Posts

October 24, 2014

+
6:15 PM | US carbon emissions rose slightly due to cold winter
More coal in the electricity generating mix didn't help, either.
+
2:00 PM | Are mornings for morality? Night owls might disagree
A new study suggests that ethical behavior dances to a circadian rhythm.
+
1:32 AM | New York City doctor has tested positive for Ebola
He recently returned from treating patients in West Africa.

October 23, 2014

+
8:10 PM | Ferns send signals to decide what sex to be
An inactive hormone, made by females, makes males when activated.
+
6:05 PM | A huge tsunami in Hawaii’s past warns of future risk
Aleutian earthquake also put debris 18 meters above sea level near epicenter.
+
3:30 PM | Bizarre dinosaur matched to an enormous set of arm bones
50 years after arms were found, we have a very odd looking body to go with them.

October 22, 2014

+
11:10 PM | 45,000-year-old modern human bone yields a genome
Places Neanderthal interbreeding at 60,000 years.
+
2:30 PM | Strange X-ray source is the brightest pulsar ever observed
Two ultraluminous X-ray sources, two very different objects.

October 21, 2014
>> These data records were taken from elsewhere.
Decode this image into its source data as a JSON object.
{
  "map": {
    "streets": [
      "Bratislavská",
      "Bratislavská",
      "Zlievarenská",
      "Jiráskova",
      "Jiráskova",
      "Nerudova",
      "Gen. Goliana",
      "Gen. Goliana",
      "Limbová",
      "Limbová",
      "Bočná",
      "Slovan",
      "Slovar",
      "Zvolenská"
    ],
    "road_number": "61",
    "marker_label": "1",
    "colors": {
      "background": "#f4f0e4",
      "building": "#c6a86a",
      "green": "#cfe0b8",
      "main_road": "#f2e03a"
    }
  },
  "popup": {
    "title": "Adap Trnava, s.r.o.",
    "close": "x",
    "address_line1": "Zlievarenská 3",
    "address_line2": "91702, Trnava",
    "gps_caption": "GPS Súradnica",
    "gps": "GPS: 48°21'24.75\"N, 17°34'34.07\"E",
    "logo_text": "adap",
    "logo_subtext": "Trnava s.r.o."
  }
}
+
5:57 PM | Paralyzed patient regains partial movement due to olfactory nerve cells
Polish team has stabbing victim upright with walker and braces.
+
4:30 PM | Man who stole 190-million-year-old dinosaur footprint gets house arrest
"I'm just extremely sorry for a horrible decision that I made."
+
3:08 PM | The north pole moved to the North Pole in a single human lifetime
New record shows last flip of Earth’s magnetic poles happened quickly.

October 20, 2014

+
9:20 PM | People think their opponents are hate-filled—unless you pay them money
Cash for accurate judgments keeps people from thinking the opposition hates them.
+
2:00 PM | Natural underground CO2 reservoir reveals clues about storage
CO2 has stayed down there for over a million years, but it dissolves slowly.

October 19, 2014

+
6:00 PM | The real space oddity, Chris Hadfield, is down-to-Earth
Ex-NASA man wants to give everyone the chance to know what it’s like in space.

October 18, 2014

+
7:00 PM | Why China’s economic growth hasn’t been getting cleaner
China wants growth less tied to fossil fuels, but economic goals get in the way.
+
3:00 PM | Graphene-like substance generates electricity when stretched
Researchers find this sheet—a single molecule thick—produces electricity when flexed.
+
2:00 PM | New destinations past Pluto for New Horizons
A scan with the Hubble locates some Kuiper Belt Objects for it to visit.

October 17, 2014

+
8:34 PM | After biosafety lapses, US halts funding for work modifying virus targets
Helping a bird flu virus infect mammals is off the table pending review.
+
7:00 PM | Icebergs off the Florida coast?
It happened in the past, when glaciers launched icy armadas.

October 16, 2014

+
3:30 PM | Designer viruses could be the new antibiotics
To combat "superbugs," scientists have made viruses that make them mundane.

October 15, 2014

+
9:00 PM | Time zones, fiberglass, and frozen peas: PBS answers How We Got To Now
Tech historian Steven Johnson connects the dots of innovation—and hates on Gutenberg.
+
6:18 PM | Second Texas health worker has Ebola, flew day before symptoms [Updated]
Second individual also treated the first patient diagnosed in the US.
+
3:42 PM | Lockheed Martin claims “technological breakthrough” in compact fusion
But details as to what the breakthrough is are missing.

October 14, 2014

+
1:30 PM | Making molds for metal nanoparticles using DNA
Base pairing folds DNA into a mold that structures the growth of metal particles.
+
12:00 PM | Lovely grub—are insects the future of food?
Eating locusts, beetles, mealworms, and more may be key to feeding more humans.

October 13, 2014

+
10:07 PM | California’s most productive fisheries? Offshore oil rigs
A survey of the fish life shows that they vastly outperform natural reefs.
+
6:13 PM | Cosmic ray particle shower? There’s an app for that.
Run it, and your phone can be part of a vast cosmic ray detector.

October 12, 2014

+
5:01 PM | Gallery: More unhealed wounds from Washington’s nearly forgotten flood
Continue Ars' digital field trip to Eastern Washington's Scablands, a unique landscape.
+
5:00 PM | The Scablands: A scarred landscape as strange as fiction
One man, 40 years of naysayers, and enough floodwater for half of Lake Michigan
+
2:41 PM | Nurse who treated Dallas Ebola patient is infected
First case of transmission within the US.
123
65 Results